»»

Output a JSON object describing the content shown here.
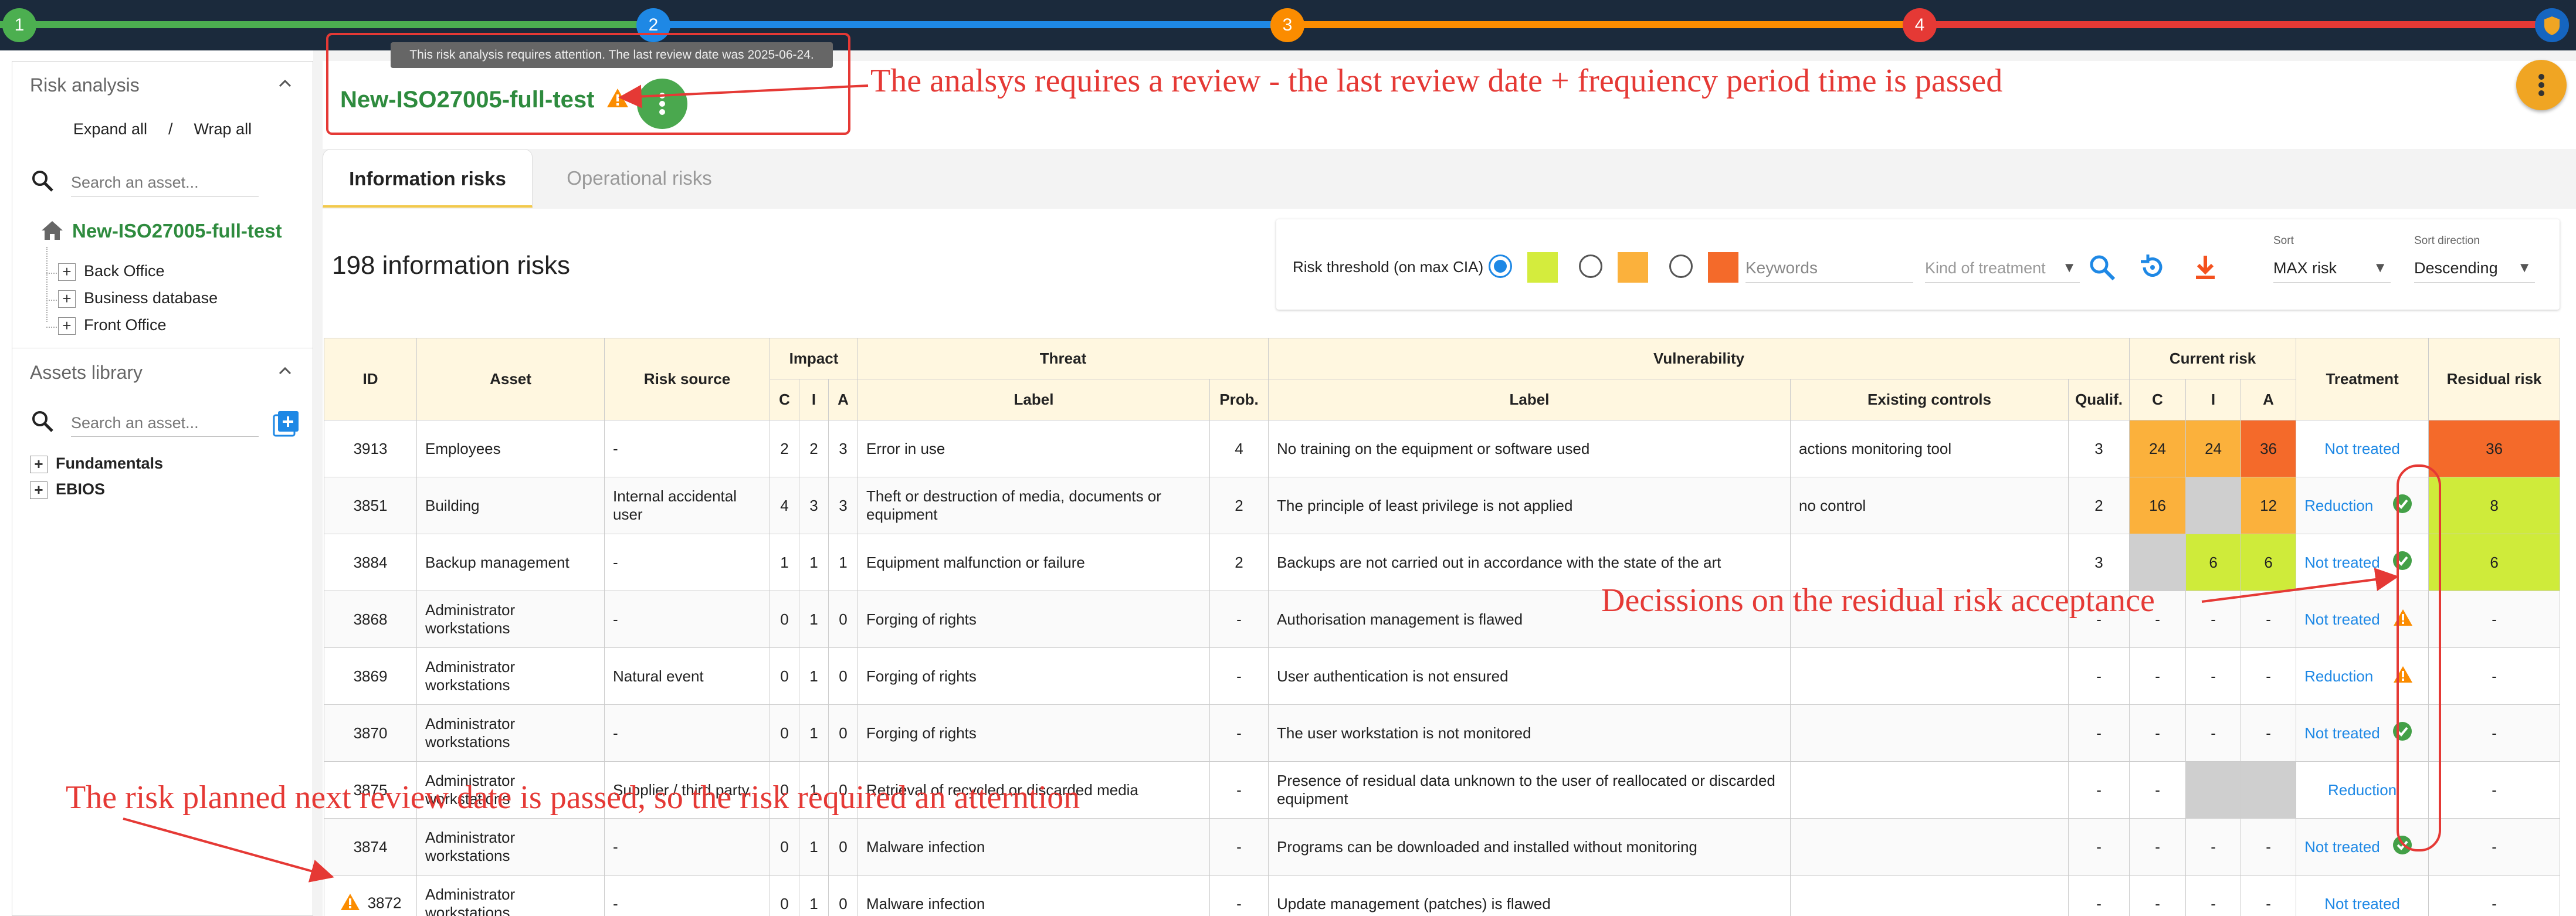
{
  "stepper": {
    "steps": [
      "1",
      "2",
      "3",
      "4"
    ],
    "colors": [
      "#4caf50",
      "#1e88e5",
      "#fb8c00",
      "#e53935"
    ]
  },
  "sidebar": {
    "risk_panel_title": "Risk analysis",
    "expand_all": "Expand all",
    "separator": "/",
    "wrap_all": "Wrap all",
    "search_placeholder": "Search an asset...",
    "root_label": "New-ISO27005-full-test",
    "tree_items": [
      "Back Office",
      "Business database",
      "Front Office"
    ],
    "library_title": "Assets library",
    "library_search_placeholder": "Search an asset...",
    "library_items": [
      "Fundamentals",
      "EBIOS"
    ]
  },
  "header": {
    "tooltip": "This risk analysis requires attention. The last review date was 2025-06-24.",
    "analysis_title": "New-ISO27005-full-test"
  },
  "tabs": {
    "information": "Information risks",
    "operational": "Operational risks"
  },
  "summary": {
    "count_label": "198 information risks"
  },
  "filters": {
    "threshold_label": "Risk threshold (on max CIA)",
    "threshold_colors": [
      "#d4ec3d",
      "#fbb13c",
      "#f46a2a"
    ],
    "keywords_placeholder": "Keywords",
    "treatment_placeholder": "Kind of treatment",
    "sort_label": "Sort",
    "sort_value": "MAX risk",
    "direction_label": "Sort direction",
    "direction_value": "Descending"
  },
  "table": {
    "group_headers": {
      "impact": "Impact",
      "threat": "Threat",
      "vulnerability": "Vulnerability",
      "current_risk": "Current risk"
    },
    "headers": {
      "id": "ID",
      "asset": "Asset",
      "risk_source": "Risk source",
      "c": "C",
      "i": "I",
      "a": "A",
      "threat_label": "Label",
      "prob": "Prob.",
      "vuln_label": "Label",
      "controls": "Existing controls",
      "qualif": "Qualif.",
      "cr_c": "C",
      "cr_i": "I",
      "cr_a": "A",
      "treatment": "Treatment",
      "residual": "Residual risk"
    },
    "rows": [
      {
        "id": "3913",
        "asset": "Employees",
        "source": "-",
        "c": "2",
        "i": "2",
        "a": "3",
        "threat": "Error in use",
        "prob": "4",
        "vuln": "No training on the equipment or software used",
        "controls": "actions monitoring tool",
        "qualif": "3",
        "rc": "24",
        "ri": "24",
        "ra": "36",
        "treatment": "Not treated",
        "residual": "36",
        "rc_col": "orange",
        "ri_col": "orange",
        "ra_col": "red",
        "res_col": "red",
        "icon": "",
        "flag": false
      },
      {
        "id": "3851",
        "asset": "Building",
        "source": "Internal accidental user",
        "c": "4",
        "i": "3",
        "a": "3",
        "threat": "Theft or destruction of media, documents or equipment",
        "prob": "2",
        "vuln": "The principle of least privilege is not applied",
        "controls": "no control",
        "qualif": "2",
        "rc": "16",
        "ri": "",
        "ra": "12",
        "treatment": "Reduction",
        "residual": "8",
        "rc_col": "orange",
        "ri_col": "grey",
        "ra_col": "orange",
        "res_col": "lime",
        "icon": "check",
        "flag": false
      },
      {
        "id": "3884",
        "asset": "Backup management",
        "source": "-",
        "c": "1",
        "i": "1",
        "a": "1",
        "threat": "Equipment malfunction or failure",
        "prob": "2",
        "vuln": "Backups are not carried out in accordance with the state of the art",
        "controls": "",
        "qualif": "3",
        "rc": "",
        "ri": "6",
        "ra": "6",
        "treatment": "Not treated",
        "residual": "6",
        "rc_col": "grey",
        "ri_col": "lime",
        "ra_col": "lime",
        "res_col": "lime",
        "icon": "check",
        "flag": false
      },
      {
        "id": "3868",
        "asset": "Administrator workstations",
        "source": "-",
        "c": "0",
        "i": "1",
        "a": "0",
        "threat": "Forging of rights",
        "prob": "-",
        "vuln": "Authorisation management is flawed",
        "controls": "",
        "qualif": "-",
        "rc": "-",
        "ri": "-",
        "ra": "-",
        "treatment": "Not treated",
        "residual": "-",
        "rc_col": "",
        "ri_col": "",
        "ra_col": "",
        "res_col": "",
        "icon": "warn",
        "flag": false
      },
      {
        "id": "3869",
        "asset": "Administrator workstations",
        "source": "Natural event",
        "c": "0",
        "i": "1",
        "a": "0",
        "threat": "Forging of rights",
        "prob": "-",
        "vuln": "User authentication is not ensured",
        "controls": "",
        "qualif": "-",
        "rc": "-",
        "ri": "-",
        "ra": "-",
        "treatment": "Reduction",
        "residual": "-",
        "rc_col": "",
        "ri_col": "",
        "ra_col": "",
        "res_col": "",
        "icon": "warn",
        "flag": false
      },
      {
        "id": "3870",
        "asset": "Administrator workstations",
        "source": "-",
        "c": "0",
        "i": "1",
        "a": "0",
        "threat": "Forging of rights",
        "prob": "-",
        "vuln": "The user workstation is not monitored",
        "controls": "",
        "qualif": "-",
        "rc": "-",
        "ri": "-",
        "ra": "-",
        "treatment": "Not treated",
        "residual": "-",
        "rc_col": "",
        "ri_col": "",
        "ra_col": "",
        "res_col": "",
        "icon": "check",
        "flag": false
      },
      {
        "id": "3875",
        "asset": "Administrator workstations",
        "source": "Supplier / third party",
        "c": "0",
        "i": "1",
        "a": "0",
        "threat": "Retrieval of recycled or discarded media",
        "prob": "-",
        "vuln": "Presence of residual data unknown to the user of reallocated or discarded equipment",
        "controls": "",
        "qualif": "-",
        "rc": "-",
        "ri": "",
        "ra": "",
        "treatment": "Reduction",
        "residual": "-",
        "rc_col": "",
        "ri_col": "grey",
        "ra_col": "grey",
        "res_col": "",
        "icon": "",
        "flag": false
      },
      {
        "id": "3874",
        "asset": "Administrator workstations",
        "source": "-",
        "c": "0",
        "i": "1",
        "a": "0",
        "threat": "Malware infection",
        "prob": "-",
        "vuln": "Programs can be downloaded and installed without monitoring",
        "controls": "",
        "qualif": "-",
        "rc": "-",
        "ri": "-",
        "ra": "-",
        "treatment": "Not treated",
        "residual": "-",
        "rc_col": "",
        "ri_col": "",
        "ra_col": "",
        "res_col": "",
        "icon": "check",
        "flag": false
      },
      {
        "id": "3872",
        "asset": "Administrator workstations",
        "source": "-",
        "c": "0",
        "i": "1",
        "a": "0",
        "threat": "Malware infection",
        "prob": "-",
        "vuln": "Update management (patches) is flawed",
        "controls": "",
        "qualif": "-",
        "rc": "-",
        "ri": "-",
        "ra": "-",
        "treatment": "Not treated",
        "residual": "-",
        "rc_col": "",
        "ri_col": "",
        "ra_col": "",
        "res_col": "",
        "icon": "",
        "flag": true
      }
    ]
  },
  "annotations": {
    "review": "The analsys requires a review - the last review date + frequiency period time is passed",
    "decisions": "Decissions on the residual risk acceptance",
    "next_review": "The risk planned next review date is passed, so the risk required an atterntion",
    "color": "#e53935"
  }
}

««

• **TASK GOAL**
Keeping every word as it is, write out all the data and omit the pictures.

• **EXPECTED OUTPUT**
Output a JSON object describing the content shown here.
{
  "stepper": {
    "steps": [
      "1",
      "2",
      "3",
      "4"
    ],
    "colors": [
      "#4caf50",
      "#1e88e5",
      "#fb8c00",
      "#e53935"
    ]
  },
  "sidebar": {
    "risk_panel_title": "Risk analysis",
    "expand_all": "Expand all",
    "separator": "/",
    "wrap_all": "Wrap all",
    "search_placeholder": "Search an asset...",
    "root_label": "New-ISO27005-full-test",
    "tree_items": [
      "Back Office",
      "Business database",
      "Front Office"
    ],
    "library_title": "Assets library",
    "library_search_placeholder": "Search an asset...",
    "library_items": [
      "Fundamentals",
      "EBIOS"
    ]
  },
  "header": {
    "tooltip": "This risk analysis requires attention. The last review date was 2025-06-24.",
    "analysis_title": "New-ISO27005-full-test"
  },
  "tabs": {
    "information": "Information risks",
    "operational": "Operational risks"
  },
  "summary": {
    "count_label": "198 information risks"
  },
  "filters": {
    "threshold_label": "Risk threshold (on max CIA)",
    "threshold_colors": [
      "#d4ec3d",
      "#fbb13c",
      "#f46a2a"
    ],
    "keywords_placeholder": "Keywords",
    "treatment_placeholder": "Kind of treatment",
    "sort_label": "Sort",
    "sort_value": "MAX risk",
    "direction_label": "Sort direction",
    "direction_value": "Descending"
  },
  "table": {
    "group_headers": {
      "impact": "Impact",
      "threat": "Threat",
      "vulnerability": "Vulnerability",
      "current_risk": "Current risk"
    },
    "headers": {
      "id": "ID",
      "asset": "Asset",
      "risk_source": "Risk source",
      "c": "C",
      "i": "I",
      "a": "A",
      "threat_label": "Label",
      "prob": "Prob.",
      "vuln_label": "Label",
      "controls": "Existing controls",
      "qualif": "Qualif.",
      "cr_c": "C",
      "cr_i": "I",
      "cr_a": "A",
      "treatment": "Treatment",
      "residual": "Residual risk"
    },
    "rows": [
      {
        "id": "3913",
        "asset": "Employees",
        "source": "-",
        "c": "2",
        "i": "2",
        "a": "3",
        "threat": "Error in use",
        "prob": "4",
        "vuln": "No training on the equipment or software used",
        "controls": "actions monitoring tool",
        "qualif": "3",
        "rc": "24",
        "ri": "24",
        "ra": "36",
        "treatment": "Not treated",
        "residual": "36",
        "rc_col": "orange",
        "ri_col": "orange",
        "ra_col": "red",
        "res_col": "red",
        "icon": "",
        "flag": false
      },
      {
        "id": "3851",
        "asset": "Building",
        "source": "Internal accidental user",
        "c": "4",
        "i": "3",
        "a": "3",
        "threat": "Theft or destruction of media, documents or equipment",
        "prob": "2",
        "vuln": "The principle of least privilege is not applied",
        "controls": "no control",
        "qualif": "2",
        "rc": "16",
        "ri": "",
        "ra": "12",
        "treatment": "Reduction",
        "residual": "8",
        "rc_col": "orange",
        "ri_col": "grey",
        "ra_col": "orange",
        "res_col": "lime",
        "icon": "check",
        "flag": false
      },
      {
        "id": "3884",
        "asset": "Backup management",
        "source": "-",
        "c": "1",
        "i": "1",
        "a": "1",
        "threat": "Equipment malfunction or failure",
        "prob": "2",
        "vuln": "Backups are not carried out in accordance with the state of the art",
        "controls": "",
        "qualif": "3",
        "rc": "",
        "ri": "6",
        "ra": "6",
        "treatment": "Not treated",
        "residual": "6",
        "rc_col": "grey",
        "ri_col": "lime",
        "ra_col": "lime",
        "res_col": "lime",
        "icon": "check",
        "flag": false
      },
      {
        "id": "3868",
        "asset": "Administrator workstations",
        "source": "-",
        "c": "0",
        "i": "1",
        "a": "0",
        "threat": "Forging of rights",
        "prob": "-",
        "vuln": "Authorisation management is flawed",
        "controls": "",
        "qualif": "-",
        "rc": "-",
        "ri": "-",
        "ra": "-",
        "treatment": "Not treated",
        "residual": "-",
        "rc_col": "",
        "ri_col": "",
        "ra_col": "",
        "res_col": "",
        "icon": "warn",
        "flag": false
      },
      {
        "id": "3869",
        "asset": "Administrator workstations",
        "source": "Natural event",
        "c": "0",
        "i": "1",
        "a": "0",
        "threat": "Forging of rights",
        "prob": "-",
        "vuln": "User authentication is not ensured",
        "controls": "",
        "qualif": "-",
        "rc": "-",
        "ri": "-",
        "ra": "-",
        "treatment": "Reduction",
        "residual": "-",
        "rc_col": "",
        "ri_col": "",
        "ra_col": "",
        "res_col": "",
        "icon": "warn",
        "flag": false
      },
      {
        "id": "3870",
        "asset": "Administrator workstations",
        "source": "-",
        "c": "0",
        "i": "1",
        "a": "0",
        "threat": "Forging of rights",
        "prob": "-",
        "vuln": "The user workstation is not monitored",
        "controls": "",
        "qualif": "-",
        "rc": "-",
        "ri": "-",
        "ra": "-",
        "treatment": "Not treated",
        "residual": "-",
        "rc_col": "",
        "ri_col": "",
        "ra_col": "",
        "res_col": "",
        "icon": "check",
        "flag": false
      },
      {
        "id": "3875",
        "asset": "Administrator workstations",
        "source": "Supplier / third party",
        "c": "0",
        "i": "1",
        "a": "0",
        "threat": "Retrieval of recycled or discarded media",
        "prob": "-",
        "vuln": "Presence of residual data unknown to the user of reallocated or discarded equipment",
        "controls": "",
        "qualif": "-",
        "rc": "-",
        "ri": "",
        "ra": "",
        "treatment": "Reduction",
        "residual": "-",
        "rc_col": "",
        "ri_col": "grey",
        "ra_col": "grey",
        "res_col": "",
        "icon": "",
        "flag": false
      },
      {
        "id": "3874",
        "asset": "Administrator workstations",
        "source": "-",
        "c": "0",
        "i": "1",
        "a": "0",
        "threat": "Malware infection",
        "prob": "-",
        "vuln": "Programs can be downloaded and installed without monitoring",
        "controls": "",
        "qualif": "-",
        "rc": "-",
        "ri": "-",
        "ra": "-",
        "treatment": "Not treated",
        "residual": "-",
        "rc_col": "",
        "ri_col": "",
        "ra_col": "",
        "res_col": "",
        "icon": "check",
        "flag": false
      },
      {
        "id": "3872",
        "asset": "Administrator workstations",
        "source": "-",
        "c": "0",
        "i": "1",
        "a": "0",
        "threat": "Malware infection",
        "prob": "-",
        "vuln": "Update management (patches) is flawed",
        "controls": "",
        "qualif": "-",
        "rc": "-",
        "ri": "-",
        "ra": "-",
        "treatment": "Not treated",
        "residual": "-",
        "rc_col": "",
        "ri_col": "",
        "ra_col": "",
        "res_col": "",
        "icon": "",
        "flag": true
      }
    ]
  },
  "annotations": {
    "review": "The analsys requires a review - the last review date + frequiency period time is passed",
    "decisions": "Decissions on the residual risk acceptance",
    "next_review": "The risk planned next review date is passed, so the risk required an atterntion",
    "color": "#e53935"
  }
}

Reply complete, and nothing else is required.